Being able to scan the roadside environment around the vehicle with increasing precision and definition would allow onboard electronics to interpret greater amounts of data, requiring higher processing speeds for ADAS application. The result, Vayyar asserts, is greater reliability.
The company’s radar-on-chip also incorporates an internal DSP and MCU for real-time signal processing without the need for an external CPU.
New European New Car Assessment Program (NCAP) specifications call for improved detection of pedestrians. Vayyar said its platform supports nine different Euro NCAP ADAS requirements for protecting pedestrians, cyclists and motorcyclists.
“No longer will it be necessary to fit a sensor for every single function and expensive onboard lidar and cameras,” Podkamien claimed. “Just one chip will suffice, meeting all Euro NCAP 2023 and 2025 requirements.”

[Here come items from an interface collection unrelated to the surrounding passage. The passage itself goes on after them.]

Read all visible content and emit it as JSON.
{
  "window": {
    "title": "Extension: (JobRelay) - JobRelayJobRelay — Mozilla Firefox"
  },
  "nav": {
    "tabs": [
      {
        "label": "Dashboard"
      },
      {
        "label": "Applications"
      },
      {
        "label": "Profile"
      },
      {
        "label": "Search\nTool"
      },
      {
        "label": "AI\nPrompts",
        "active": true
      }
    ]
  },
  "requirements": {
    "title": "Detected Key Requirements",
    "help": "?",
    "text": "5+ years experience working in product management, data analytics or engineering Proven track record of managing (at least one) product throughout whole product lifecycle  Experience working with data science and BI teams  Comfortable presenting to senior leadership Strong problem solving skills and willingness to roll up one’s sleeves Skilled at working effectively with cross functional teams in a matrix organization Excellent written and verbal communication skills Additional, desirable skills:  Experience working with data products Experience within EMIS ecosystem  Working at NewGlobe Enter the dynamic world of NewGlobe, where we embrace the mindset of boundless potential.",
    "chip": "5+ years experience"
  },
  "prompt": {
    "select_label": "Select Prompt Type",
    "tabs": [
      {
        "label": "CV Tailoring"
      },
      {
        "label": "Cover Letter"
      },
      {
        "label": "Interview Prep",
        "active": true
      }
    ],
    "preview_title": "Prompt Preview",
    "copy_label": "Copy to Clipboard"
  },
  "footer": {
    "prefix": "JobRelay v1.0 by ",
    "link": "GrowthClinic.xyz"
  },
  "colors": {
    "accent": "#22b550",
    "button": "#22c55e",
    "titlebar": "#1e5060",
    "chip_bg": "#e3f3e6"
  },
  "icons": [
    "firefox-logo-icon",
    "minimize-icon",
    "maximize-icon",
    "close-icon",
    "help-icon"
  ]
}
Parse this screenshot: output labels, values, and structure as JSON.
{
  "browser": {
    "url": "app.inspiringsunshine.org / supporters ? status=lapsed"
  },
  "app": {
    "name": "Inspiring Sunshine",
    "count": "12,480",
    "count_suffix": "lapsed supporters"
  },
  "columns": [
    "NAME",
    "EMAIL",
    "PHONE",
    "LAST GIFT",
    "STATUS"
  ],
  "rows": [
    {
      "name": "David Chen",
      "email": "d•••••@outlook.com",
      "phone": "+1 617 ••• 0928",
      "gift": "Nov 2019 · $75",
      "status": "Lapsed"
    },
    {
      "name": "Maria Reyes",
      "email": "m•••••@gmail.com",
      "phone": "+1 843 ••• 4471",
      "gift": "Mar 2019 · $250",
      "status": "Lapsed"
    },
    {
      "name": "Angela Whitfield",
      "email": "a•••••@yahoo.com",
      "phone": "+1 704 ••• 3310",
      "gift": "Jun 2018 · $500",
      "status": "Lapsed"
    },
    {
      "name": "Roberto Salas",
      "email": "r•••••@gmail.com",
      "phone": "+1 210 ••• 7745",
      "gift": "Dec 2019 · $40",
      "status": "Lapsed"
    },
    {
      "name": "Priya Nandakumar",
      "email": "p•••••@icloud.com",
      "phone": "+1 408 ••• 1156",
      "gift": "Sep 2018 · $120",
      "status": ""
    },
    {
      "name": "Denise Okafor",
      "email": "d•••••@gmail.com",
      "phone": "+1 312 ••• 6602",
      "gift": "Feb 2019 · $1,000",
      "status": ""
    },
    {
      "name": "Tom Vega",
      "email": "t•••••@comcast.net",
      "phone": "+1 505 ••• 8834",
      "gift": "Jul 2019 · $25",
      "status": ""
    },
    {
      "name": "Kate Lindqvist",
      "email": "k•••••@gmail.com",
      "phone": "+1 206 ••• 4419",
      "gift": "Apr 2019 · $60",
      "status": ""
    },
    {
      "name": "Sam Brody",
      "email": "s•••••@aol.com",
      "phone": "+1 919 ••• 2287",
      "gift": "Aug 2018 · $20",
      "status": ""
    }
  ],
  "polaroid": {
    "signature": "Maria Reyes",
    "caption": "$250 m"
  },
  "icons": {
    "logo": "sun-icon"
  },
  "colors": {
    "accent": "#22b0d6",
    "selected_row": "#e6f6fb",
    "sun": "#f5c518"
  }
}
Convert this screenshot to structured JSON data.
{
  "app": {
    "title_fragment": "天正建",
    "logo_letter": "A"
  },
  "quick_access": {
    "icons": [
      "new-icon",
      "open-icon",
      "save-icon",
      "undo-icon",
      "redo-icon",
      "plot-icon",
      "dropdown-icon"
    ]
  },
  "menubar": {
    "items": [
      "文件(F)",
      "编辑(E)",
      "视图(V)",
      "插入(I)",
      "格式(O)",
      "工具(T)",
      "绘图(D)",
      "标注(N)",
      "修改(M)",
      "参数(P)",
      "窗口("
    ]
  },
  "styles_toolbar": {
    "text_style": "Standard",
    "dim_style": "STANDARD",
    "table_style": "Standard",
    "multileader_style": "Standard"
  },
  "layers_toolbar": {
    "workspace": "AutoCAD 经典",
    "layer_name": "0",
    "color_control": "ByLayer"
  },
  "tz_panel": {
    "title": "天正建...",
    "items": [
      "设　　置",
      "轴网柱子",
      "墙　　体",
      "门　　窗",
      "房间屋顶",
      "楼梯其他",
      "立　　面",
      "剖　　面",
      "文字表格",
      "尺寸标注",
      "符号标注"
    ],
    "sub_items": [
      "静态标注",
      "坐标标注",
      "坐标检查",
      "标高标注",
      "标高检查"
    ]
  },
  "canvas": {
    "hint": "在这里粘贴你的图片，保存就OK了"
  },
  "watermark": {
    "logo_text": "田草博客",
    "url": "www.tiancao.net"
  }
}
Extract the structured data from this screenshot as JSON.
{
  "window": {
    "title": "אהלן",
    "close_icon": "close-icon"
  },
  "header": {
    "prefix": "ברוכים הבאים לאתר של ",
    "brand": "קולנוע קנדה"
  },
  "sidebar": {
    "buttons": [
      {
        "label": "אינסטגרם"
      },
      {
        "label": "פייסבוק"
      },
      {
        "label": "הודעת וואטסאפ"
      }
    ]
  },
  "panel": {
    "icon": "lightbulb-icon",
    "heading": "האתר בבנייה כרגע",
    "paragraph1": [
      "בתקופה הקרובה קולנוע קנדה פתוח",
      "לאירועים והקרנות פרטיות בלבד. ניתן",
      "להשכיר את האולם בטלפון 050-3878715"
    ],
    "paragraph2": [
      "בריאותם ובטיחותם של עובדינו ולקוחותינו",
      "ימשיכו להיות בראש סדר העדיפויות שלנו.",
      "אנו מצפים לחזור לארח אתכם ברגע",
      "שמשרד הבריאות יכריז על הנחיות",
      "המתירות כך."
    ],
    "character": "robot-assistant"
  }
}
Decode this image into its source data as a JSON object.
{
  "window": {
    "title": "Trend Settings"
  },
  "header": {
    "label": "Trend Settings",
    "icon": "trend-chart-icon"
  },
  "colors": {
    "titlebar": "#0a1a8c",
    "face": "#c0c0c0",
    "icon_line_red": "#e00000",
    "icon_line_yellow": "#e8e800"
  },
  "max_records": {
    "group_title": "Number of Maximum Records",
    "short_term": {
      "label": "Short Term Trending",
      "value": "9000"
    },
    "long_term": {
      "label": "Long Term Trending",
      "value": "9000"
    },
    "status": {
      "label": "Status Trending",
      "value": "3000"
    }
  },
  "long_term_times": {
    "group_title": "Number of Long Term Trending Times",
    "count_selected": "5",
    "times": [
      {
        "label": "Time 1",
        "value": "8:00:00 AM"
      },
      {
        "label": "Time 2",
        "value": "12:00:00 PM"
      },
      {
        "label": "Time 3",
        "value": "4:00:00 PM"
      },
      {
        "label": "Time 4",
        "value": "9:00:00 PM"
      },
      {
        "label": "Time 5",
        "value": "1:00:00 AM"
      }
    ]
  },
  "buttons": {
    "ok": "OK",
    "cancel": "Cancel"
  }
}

The move to greater autonomy, which completely excludes the driver from direct control of the vehicle, will require development of sensing systems that provide a real-time, 360°-view around a car. Developing these capabilities will require continued innovation in semiconductor technology, RF system operation and signal processing—areas Vayyar further claims it is pioneering with its 4D imaging radar.
This article was originally published on?EE Times.
Maurizio Di Paolo Emilio holds a Ph.D. in Physics and is a telecommunication engineer and journalist. He has worked on various international projects in the field of gravitational wave research. He collaborates with research institutions to design data acquisition and control systems for space applications. He is the author of several books published by Springer, as well as numerous scientific and technical publications on electronics design.
AutomotiveAutonomous VehiclesElectric Vehicles